Problem requirements: Exact reproduction of the data is required, with images excluded.

Collected data entries
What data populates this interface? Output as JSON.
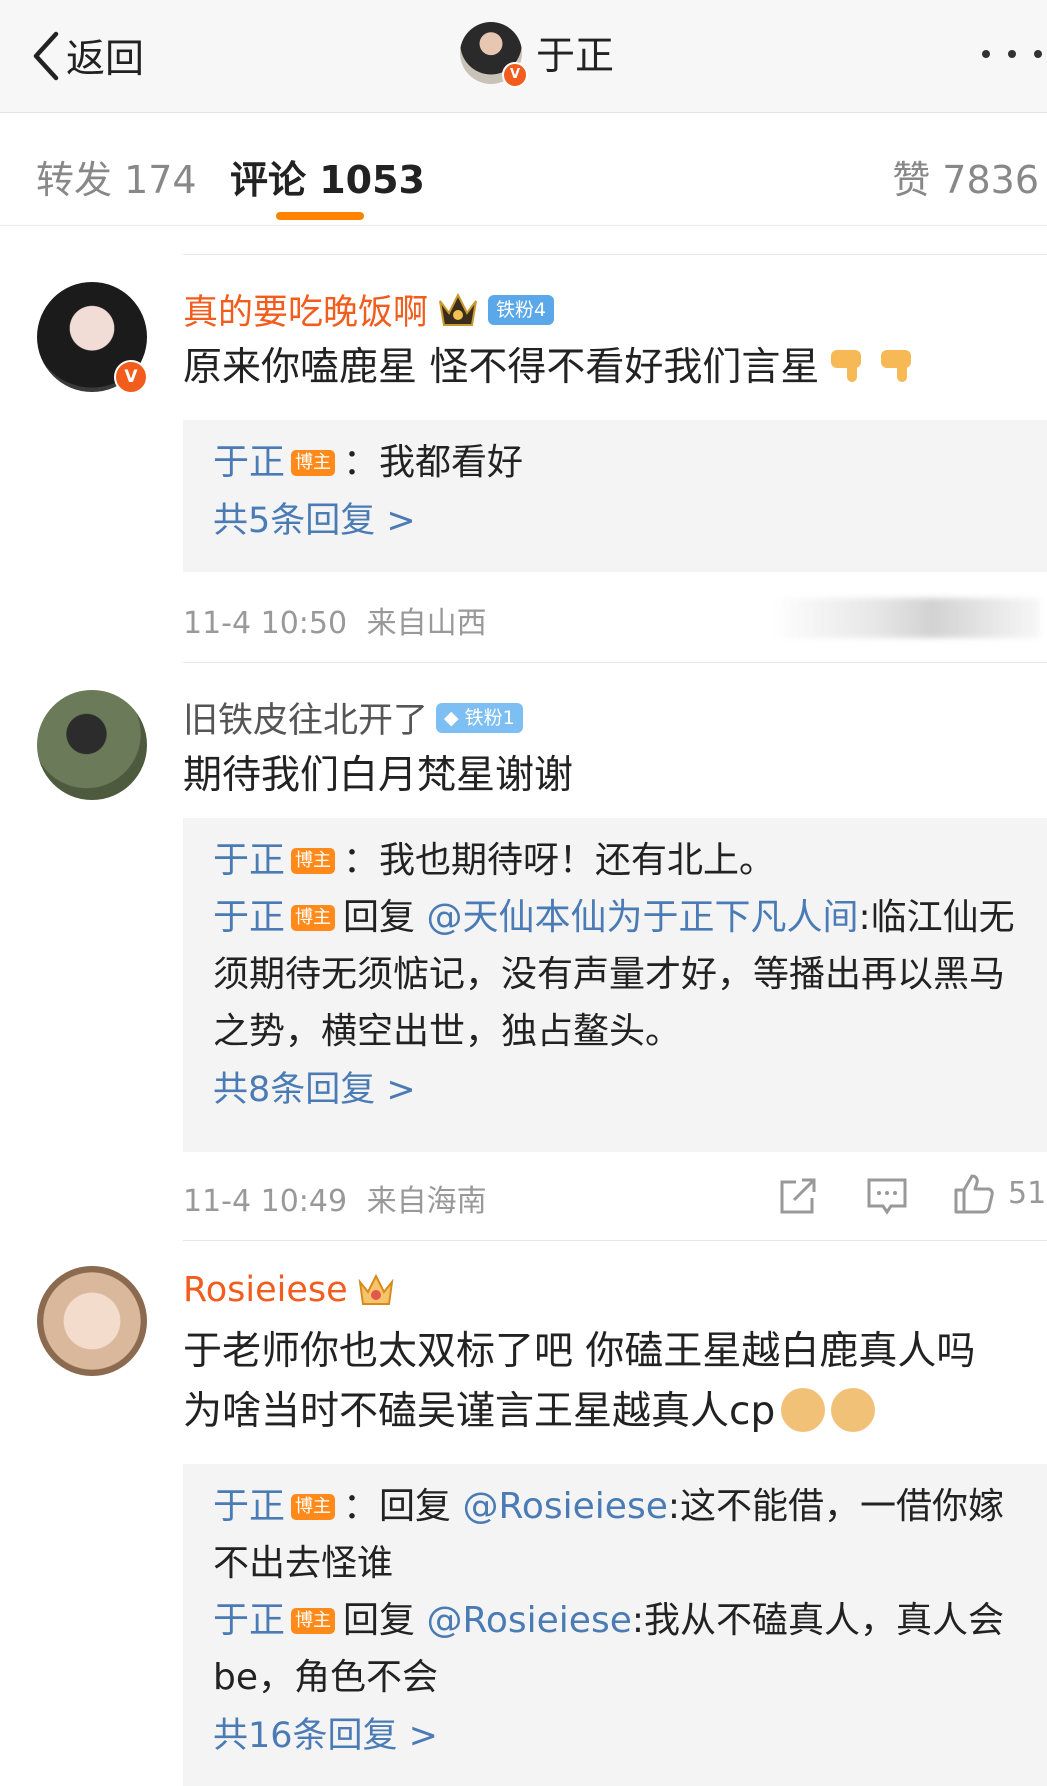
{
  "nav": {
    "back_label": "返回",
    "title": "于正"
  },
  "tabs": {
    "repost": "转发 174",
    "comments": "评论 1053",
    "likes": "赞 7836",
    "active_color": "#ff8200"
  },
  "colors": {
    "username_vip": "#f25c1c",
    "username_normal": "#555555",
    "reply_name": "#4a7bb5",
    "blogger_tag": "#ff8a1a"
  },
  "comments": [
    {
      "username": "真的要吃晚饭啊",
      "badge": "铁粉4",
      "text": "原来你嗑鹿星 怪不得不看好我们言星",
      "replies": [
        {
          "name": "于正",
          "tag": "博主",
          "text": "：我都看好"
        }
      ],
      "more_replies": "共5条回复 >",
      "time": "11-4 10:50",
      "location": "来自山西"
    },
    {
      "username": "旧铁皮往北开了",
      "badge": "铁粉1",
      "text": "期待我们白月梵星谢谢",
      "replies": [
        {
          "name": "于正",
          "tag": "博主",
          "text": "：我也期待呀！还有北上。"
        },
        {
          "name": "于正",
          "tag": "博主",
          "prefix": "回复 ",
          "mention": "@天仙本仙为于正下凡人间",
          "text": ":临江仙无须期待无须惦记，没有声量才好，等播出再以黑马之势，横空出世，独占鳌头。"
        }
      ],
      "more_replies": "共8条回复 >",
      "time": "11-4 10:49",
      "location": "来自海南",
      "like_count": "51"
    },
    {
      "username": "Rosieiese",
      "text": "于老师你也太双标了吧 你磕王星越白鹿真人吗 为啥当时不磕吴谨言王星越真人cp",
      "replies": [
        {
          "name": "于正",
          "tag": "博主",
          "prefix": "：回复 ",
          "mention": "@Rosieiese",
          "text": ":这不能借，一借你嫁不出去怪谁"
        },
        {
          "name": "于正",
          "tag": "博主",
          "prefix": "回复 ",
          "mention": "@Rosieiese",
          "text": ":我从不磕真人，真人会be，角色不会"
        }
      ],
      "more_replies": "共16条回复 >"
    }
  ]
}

Problem solution:
What data populates this interface? Output as JSON.
{
  "nav": {
    "back_label": "返回",
    "title": "于正"
  },
  "tabs": {
    "repost": "转发 174",
    "comments": "评论 1053",
    "likes": "赞 7836",
    "active_color": "#ff8200"
  },
  "colors": {
    "username_vip": "#f25c1c",
    "username_normal": "#555555",
    "reply_name": "#4a7bb5",
    "blogger_tag": "#ff8a1a"
  },
  "comments": [
    {
      "username": "真的要吃晚饭啊",
      "badge": "铁粉4",
      "text": "原来你嗑鹿星 怪不得不看好我们言星",
      "replies": [
        {
          "name": "于正",
          "tag": "博主",
          "text": "：我都看好"
        }
      ],
      "more_replies": "共5条回复 >",
      "time": "11-4 10:50",
      "location": "来自山西"
    },
    {
      "username": "旧铁皮往北开了",
      "badge": "铁粉1",
      "text": "期待我们白月梵星谢谢",
      "replies": [
        {
          "name": "于正",
          "tag": "博主",
          "text": "：我也期待呀！还有北上。"
        },
        {
          "name": "于正",
          "tag": "博主",
          "prefix": "回复 ",
          "mention": "@天仙本仙为于正下凡人间",
          "text": ":临江仙无须期待无须惦记，没有声量才好，等播出再以黑马之势，横空出世，独占鳌头。"
        }
      ],
      "more_replies": "共8条回复 >",
      "time": "11-4 10:49",
      "location": "来自海南",
      "like_count": "51"
    },
    {
      "username": "Rosieiese",
      "text": "于老师你也太双标了吧 你磕王星越白鹿真人吗 为啥当时不磕吴谨言王星越真人cp",
      "replies": [
        {
          "name": "于正",
          "tag": "博主",
          "prefix": "：回复 ",
          "mention": "@Rosieiese",
          "text": ":这不能借，一借你嫁不出去怪谁"
        },
        {
          "name": "于正",
          "tag": "博主",
          "prefix": "回复 ",
          "mention": "@Rosieiese",
          "text": ":我从不磕真人，真人会be，角色不会"
        }
      ],
      "more_replies": "共16条回复 >"
    }
  ]
}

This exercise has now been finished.